BOTTLE FLY 1/8 – 5/8 inch   with a metallic green or blue thorax. The metallic thorax distinguishes this fly from most other common house flies. At windows.  Flies are attracted to light. The adult fly does not eat.  The larvae feed on decayed meat and dead animals. If these food sources are not available, Bottle Fly larvae will feed on decaying vegetation and garbage. If you see Bottle Flies in your house, you need to inspect for dead rodents or other animals under the house or in wall voids.  Inspect for decaying materials. Remove the food source.  Caulk and seal to prevent wild animals from entering the house attic, basement and wall voids. Insecticides are not called for in this situation.
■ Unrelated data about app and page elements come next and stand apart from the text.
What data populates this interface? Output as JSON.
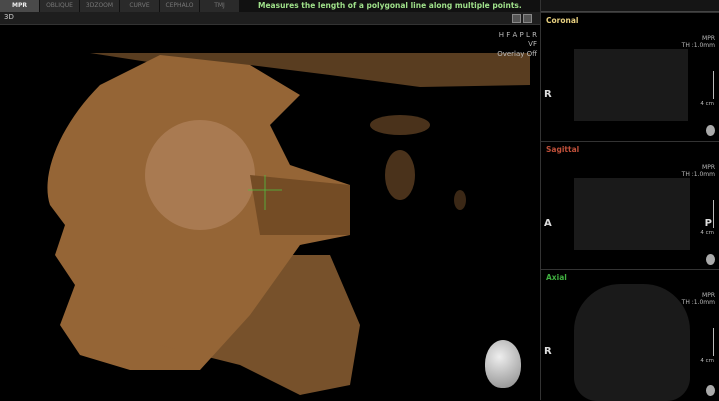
{
  "tabs": [
    {
      "label": "MPR",
      "active": true
    },
    {
      "label": "OBLIQUE"
    },
    {
      "label": "3DZOOM"
    },
    {
      "label": "CURVE"
    },
    {
      "label": "CEPHALO"
    },
    {
      "label": "TMJ"
    }
  ],
  "hint": "Measures the length of a polygonal line along multiple points.",
  "view3d": {
    "title": "3D",
    "overlay": [
      "H F A P L R",
      "VF",
      "Overlay Off"
    ],
    "render_color": "#c08850"
  },
  "panels": [
    {
      "title": "Coronal",
      "color": "#e8d080",
      "mode": "MPR",
      "thickness": "TH :1.0mm",
      "orientation": "R",
      "scale": "4 cm"
    },
    {
      "title": "Sagittal",
      "color": "#c0503a",
      "mode": "MPR",
      "thickness": "TH :1.0mm",
      "orientation": "A",
      "orientation_right": "P",
      "scale": "4 cm"
    },
    {
      "title": "Axial",
      "color": "#40b040",
      "mode": "MPR",
      "thickness": "TH :1.0mm",
      "orientation": "R",
      "scale": "4 cm"
    }
  ]
}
GROUND BEETLES 1/16 – 1 3/8 inch.  Various colors. Some are brightly colored metallic green.  Others are black. Shape of the body. Almost anywhere. Ground Beetles are predaceous — they eat other insects and are thus considered to be beneficial. Rarely will you see more than one or two Ground Beetles in your house.  If you try to get rid of them, you will have to deal with the insects that they were attracted to. Exterior perimeter barriers with pyrethroids are often effective at reducing the numbers of beetles that enter the home, particularly in the fall.